May 1, 2008

Business scalability and valuation

My pervious post was about business scalability, a term used by Rakesh jhunjhunwala frequently. I attempted to lay out my understanding of the term in that post.

Business scalability is a critical factor in valuation. As I detailed on my post on
intrinsic value, the DCF formulae can be used to calculate this number. There are two key variables in the formuale – Free cash flow and the duration of the same before the terminal value is applied. This duration also referred to as CAP (competitive advantage period) is the time period during which the company is able to earn above its cost of capital. Beyond this period the company earns its cost of capital and hence is valued at its terminal value.

A company with a scalable business will be able to grow its free cash flow faster (higher growth) and also have a higher CAP at the same time. Now higher the growth and CAP, higher is the intrinsic value. If you can identify such a company much before the market does, as Rakesh jhunjhunwala and other top investors are able to, then the returns are very very high.

However identifying such companies is not easy. The most common error I have seen with analysts is that they identify the market opportunity, pick a company most likely to do well and stop at that. The analysis should also involve analysing the business model in detail, identifying the key drivers of performance and doing an assessment of these drivers. If this sounds complicated, then it is. The value is not easily apparent and requires quite a bit of analysis and digging around. All this has to be done before the market recognizes the company and bids up the price.

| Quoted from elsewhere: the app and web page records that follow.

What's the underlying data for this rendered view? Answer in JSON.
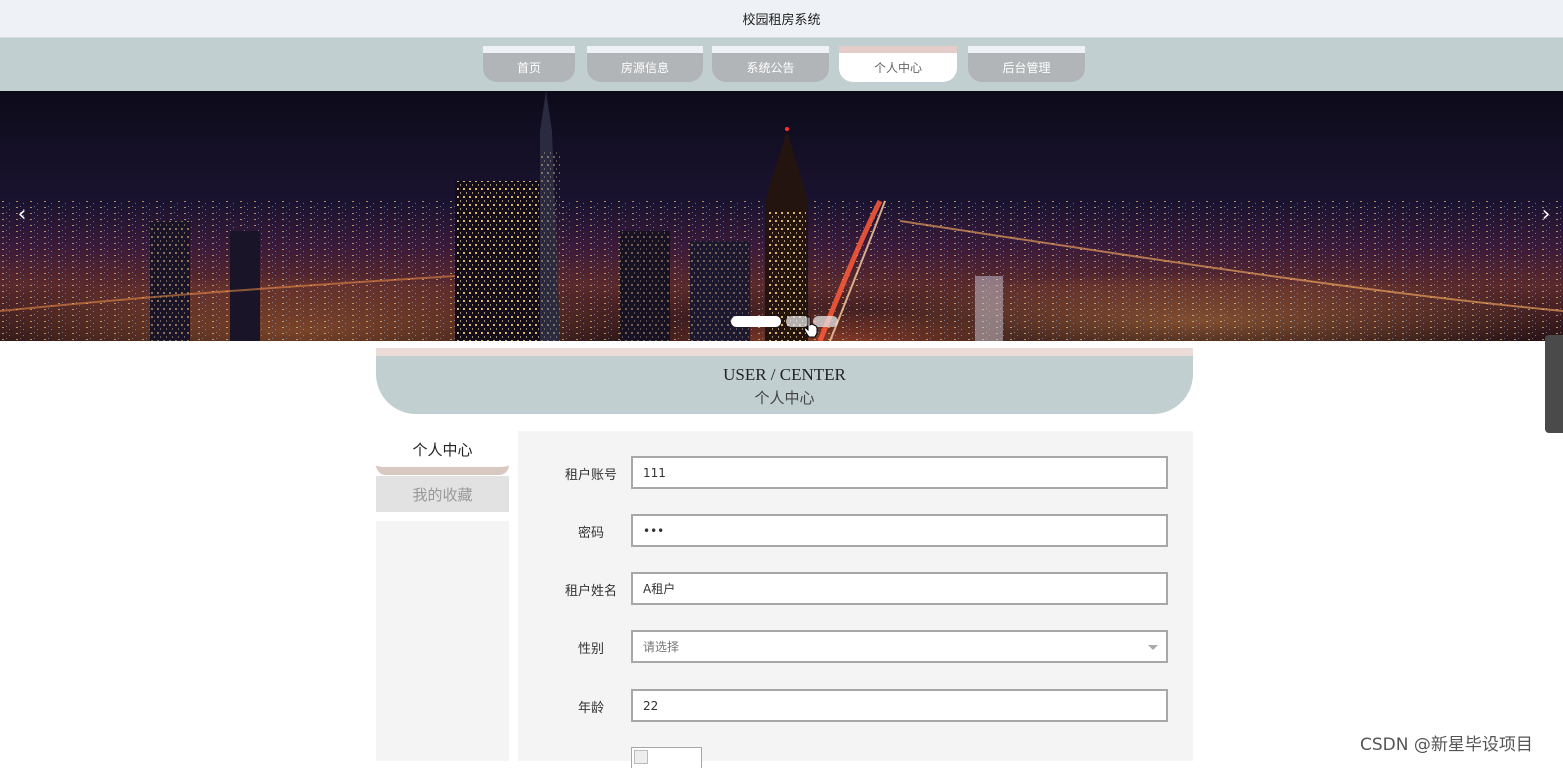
{
  "site": {
    "title": "校园租房系统"
  },
  "nav": {
    "items": [
      {
        "label": "首页",
        "active": false
      },
      {
        "label": "房源信息",
        "active": false
      },
      {
        "label": "系统公告",
        "active": false
      },
      {
        "label": "个人中心",
        "active": true
      },
      {
        "label": "后台管理",
        "active": false
      }
    ]
  },
  "banner": {
    "prev_icon": "chevron-left-icon",
    "next_icon": "chevron-right-icon",
    "prev_glyph": "‹",
    "next_glyph": "›",
    "slide_count": 3,
    "active_slide": 1
  },
  "section": {
    "title_en": "USER / CENTER",
    "title_cn": "个人中心"
  },
  "side_menu": {
    "items": [
      {
        "label": "个人中心",
        "active": true
      },
      {
        "label": "我的收藏",
        "active": false
      }
    ]
  },
  "form": {
    "fields": [
      {
        "label": "租户账号",
        "value": "111",
        "type": "text"
      },
      {
        "label": "密码",
        "value": "•••",
        "type": "password"
      },
      {
        "label": "租户姓名",
        "value": "A租户",
        "type": "text"
      },
      {
        "label": "性别",
        "value": "请选择",
        "type": "select"
      },
      {
        "label": "年龄",
        "value": "22",
        "type": "text"
      }
    ]
  },
  "watermark": "CSDN @新星毕设项目",
  "colors": {
    "nav_bg": "#c1cfd1",
    "nav_item_bg": "#b2b5b7",
    "accent_pink": "#e4cdc8",
    "panel_bg": "#f4f4f4"
  }
}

I think this approach to investing is a very advanced form of investing. It is not easy for a novice investor to practise this form of investing easily. One should have a keen understanding of business models, valuations, economics and other aspects of investing. Graham or deep value investing requires much lesser expertise and also has more diversification of risk. However this form of investing, where an investor can correctly identify a scalable business, is the key to long term riches.

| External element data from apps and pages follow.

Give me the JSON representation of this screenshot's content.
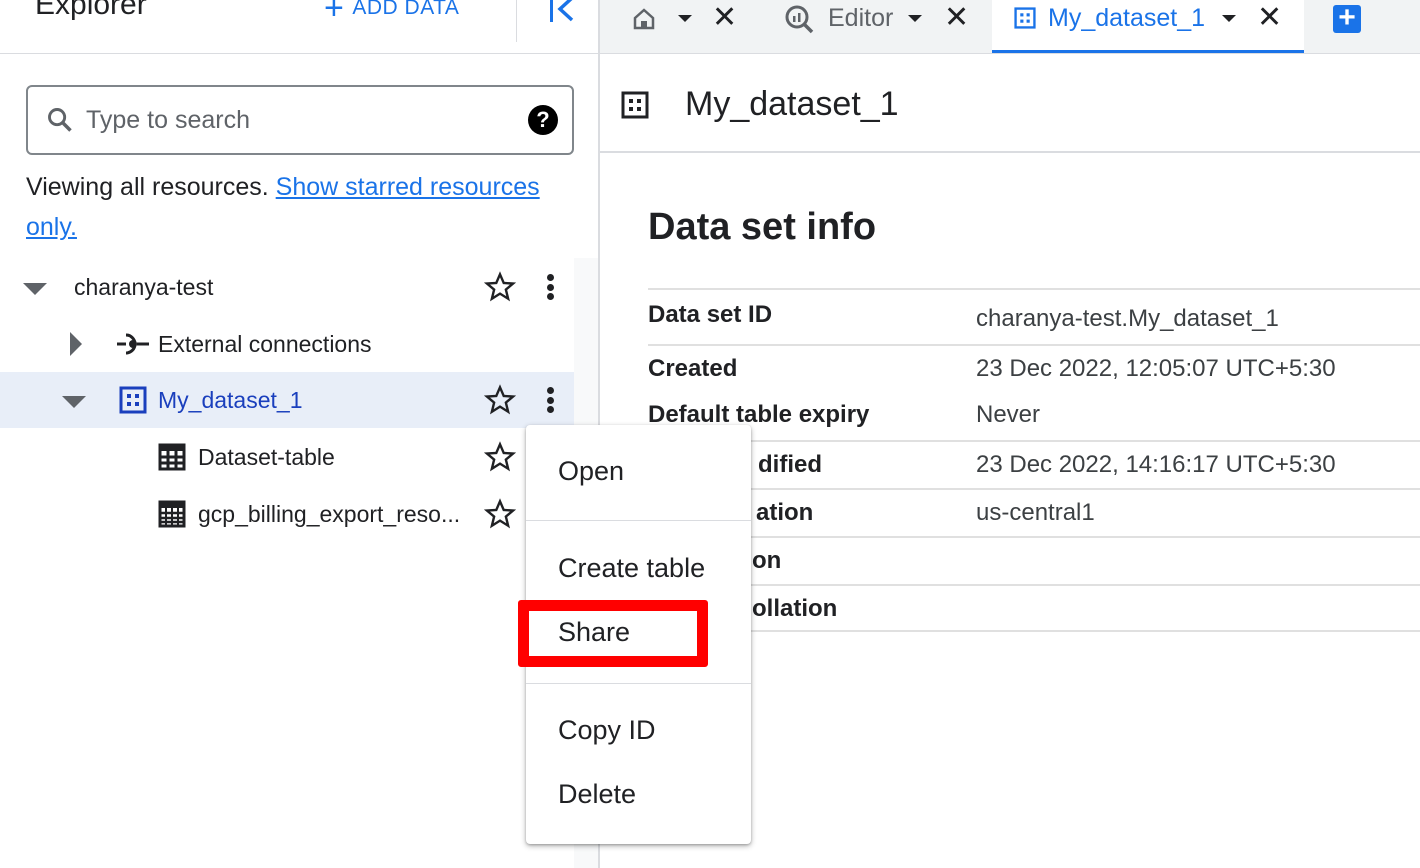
{
  "explorer": {
    "title": "Explorer",
    "add_data_label": "ADD DATA",
    "search_placeholder": "Type to search",
    "viewing_text": "Viewing all resources.",
    "starred_link": "Show starred resources only."
  },
  "tree": {
    "project": "charanya-test",
    "external_connections": "External connections",
    "dataset": "My_dataset_1",
    "tables": [
      "Dataset-table",
      "gcp_billing_export_reso..."
    ]
  },
  "tabs": [
    {
      "label": "",
      "icon": "home-icon"
    },
    {
      "label": "Editor",
      "icon": "query-icon"
    },
    {
      "label": "My_dataset_1",
      "icon": "dataset-icon",
      "active": true
    }
  ],
  "main": {
    "title": "My_dataset_1",
    "section_title": "Data set info",
    "rows": [
      {
        "key": "Data set ID",
        "value": "charanya-test.My_dataset_1"
      },
      {
        "key": "Created",
        "value": "23 Dec 2022, 12:05:07 UTC+5:30"
      },
      {
        "key": "Default table expiry",
        "value": "Never"
      },
      {
        "key": "dified",
        "value": "23 Dec 2022, 14:16:17 UTC+5:30"
      },
      {
        "key": "ation",
        "value": "us-central1"
      },
      {
        "key": "on",
        "value": ""
      },
      {
        "key": "ollation",
        "value": ""
      }
    ]
  },
  "context_menu": {
    "items": [
      "Open",
      "Create table",
      "Share",
      "Copy ID",
      "Delete"
    ],
    "highlighted": "Share"
  },
  "colors": {
    "accent": "#1a73e8",
    "selected_row": "#e8eef8",
    "highlight_box": "#ff0000"
  }
}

Anonymous said...

Isn't business scalability the same as the first two points(Sales growth in existing products and management push for new products) in Phil Fischer's Scuttlebutt approach ? The concept of Business scalability might fit into Fischer's framework.

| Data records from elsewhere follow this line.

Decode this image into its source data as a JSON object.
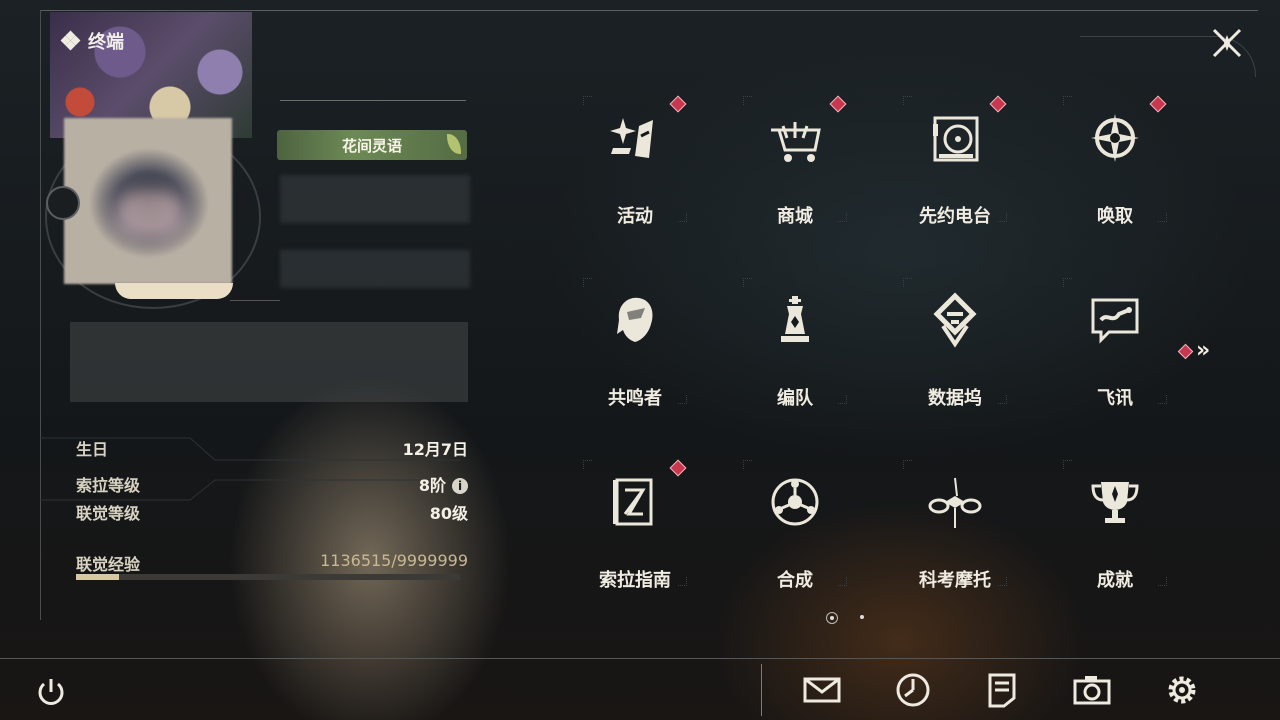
{
  "terminal": {
    "title": "终端",
    "icon": "diamond-icon"
  },
  "profile": {
    "title_badge": "花间灵语",
    "stats": [
      {
        "key": "生日",
        "value": "12月7日"
      },
      {
        "key": "索拉等级",
        "value": "8阶",
        "info": "i"
      },
      {
        "key": "联觉等级",
        "value": "80级"
      }
    ],
    "exp": {
      "key": "联觉经验",
      "value": "1136515/9999999",
      "progress": 0.113
    }
  },
  "menu": {
    "items": [
      {
        "label": "活动",
        "icon": "activity-sparkle-icon",
        "badge": true
      },
      {
        "label": "商城",
        "icon": "shop-cart-icon",
        "badge": true
      },
      {
        "label": "先约电台",
        "icon": "radio-vinyl-icon",
        "badge": true
      },
      {
        "label": "唤取",
        "icon": "summon-compass-icon",
        "badge": true
      },
      {
        "label": "共鸣者",
        "icon": "resonator-portrait-icon",
        "badge": false
      },
      {
        "label": "编队",
        "icon": "team-chess-icon",
        "badge": false
      },
      {
        "label": "数据坞",
        "icon": "data-dock-icon",
        "badge": false
      },
      {
        "label": "飞讯",
        "icon": "message-bubble-icon",
        "badge": false
      },
      {
        "label": "索拉指南",
        "icon": "guide-book-icon",
        "badge": true
      },
      {
        "label": "合成",
        "icon": "synthesis-orb-icon",
        "badge": false
      },
      {
        "label": "科考摩托",
        "icon": "motorcycle-icon",
        "badge": false
      },
      {
        "label": "成就",
        "icon": "trophy-icon",
        "badge": false
      }
    ],
    "more": "»",
    "pages": {
      "current": 1,
      "total": 2
    }
  },
  "bottom_bar": {
    "icons": [
      "mail-icon",
      "clock-icon",
      "notes-icon",
      "camera-icon",
      "settings-gear-icon"
    ]
  },
  "colors": {
    "badge": "#c8374e",
    "accent": "#d8c9a4",
    "text": "#f0ece2"
  }
}
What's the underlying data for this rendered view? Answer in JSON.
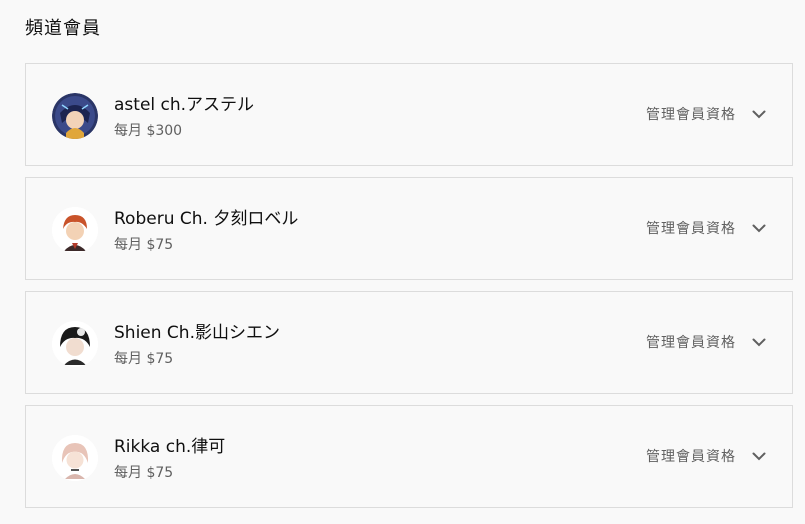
{
  "section": {
    "title": "頻道會員"
  },
  "memberships": [
    {
      "channel_name": "astel ch.アステル",
      "price": "每月 $300",
      "manage_label": "管理會員資格",
      "avatar_icon": "avatar-astel-icon"
    },
    {
      "channel_name": "Roberu Ch. 夕刻ロベル",
      "price": "每月 $75",
      "manage_label": "管理會員資格",
      "avatar_icon": "avatar-roberu-icon"
    },
    {
      "channel_name": "Shien Ch.影山シエン",
      "price": "每月 $75",
      "manage_label": "管理會員資格",
      "avatar_icon": "avatar-shien-icon"
    },
    {
      "channel_name": "Rikka ch.律可",
      "price": "每月 $75",
      "manage_label": "管理會員資格",
      "avatar_icon": "avatar-rikka-icon"
    }
  ],
  "colors": {
    "background": "#f9f9f9",
    "border": "#dcdcdc",
    "primary_text": "#0f0f0f",
    "secondary_text": "#606060"
  }
}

As a value investing novice, I am regular reader of your blog and have been immensely benefited by your blog. I wanted to ask you this question. Why we don't get to see Phil Fischer type of analysis/ideas(or Buffett's Coke or Gillette type of ideas) on your blog


Rohit Chauhan said...

Hi gopal
you can fit the concept of business scalability with phil fischer's concept.

phil also referred to companies which can grow profitablity for a long period of time. one of his favourite companies was motorola. I think scuttlebutt was process to find and analyse such companies.

regarding your next question - i initially started out with a more focussed portfolio approach influenced by fisher and buffett. however over time i have moved more towards graham's approach and the main reason for that is more personal ...due to my job and other constraints, it is not feasible for me to do real scuttlebutt - talk to customer, suppliers, company officials etc . as a result i have to limit my self to what i can read and find on the internet.

with these limitations, i cannot concentrate my portfolio. and so the absence of that type of analysis


Rathin Shah said...

Hi Rohit,
Thanks for your comments on Business scability. I am trying to think over the businesses which you spoke about (Bharti). Will read the MD&A section from its AR.

Once again, really grateful to u!